“Can you explain this gap on your résumé?”
Having hired very few people in my own career, I shouldn’t estimate how often this “gotcha” is used to throw an applicant off or dig deeper into their past. I can state without reservation, however, that it sounds pretty stupid when you actually say it out loud. What is it you want to hear? That the person was in jail? A coma? Lost on a doomed Arctic expedition and cannibalizing any comrade who froze to death? If it were relevant to the open position, it would be there on the résumé, or in the cover letter (which shouldn’t be a requirement either).
No, this inquiry deserves only silent contempt or a withering answer.
Sorry we haven’t been wage slaves every waking moment of adulthood! Apologies, too, that we were so unproductive as babies. That kind of background must be triggering for a manager like yourself. But we’re ready for full-time labor now, and you should be able to glean our qualifications, as well as pertinent strengths and weaknesses, without accounting for what we had going on between June 2020 and January 2021.
We could turn around ask why the last person in this job suddenly quit — yet most of us have the sense of propriety not to. “Explain this gap” is an even lower form of assessment than “Why do you want to work here?” Feel free to assume it’s “None of your business” and “Because I need money for food and shelter.”
I’m forced to conclude that an employer pursuing this line is jealous, not curious. They’d love to know what happens in a gap — and they lack the imagination to seize one for themselves. They dream of having an elision on their otherwise dull résumés, this mysterious space in chronology that could suggest international travel, or a secret spy mission… or both!
They’ll never have the pleasure, though, too comfortable in a silly little professional role to claim their freedom. If they ever try to apply elsewhere, perhaps that interviewer can ask: “Where’s the gap on your résumé? You don’t mean to say you’ve been a pencil-pusher for this long without a break? For god’s sake, you’ve barely lived! Go home right now and start napping on the couch!”

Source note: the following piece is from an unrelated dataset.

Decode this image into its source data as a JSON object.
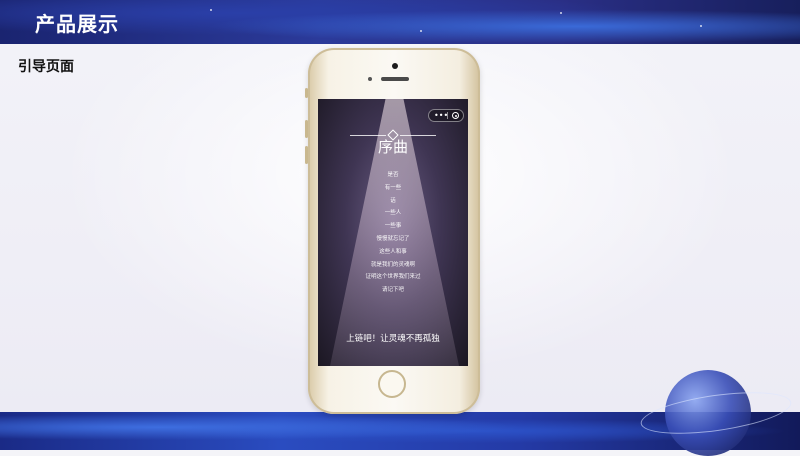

When you have the chance, embrace the gap. There’s no telling when the next will come along.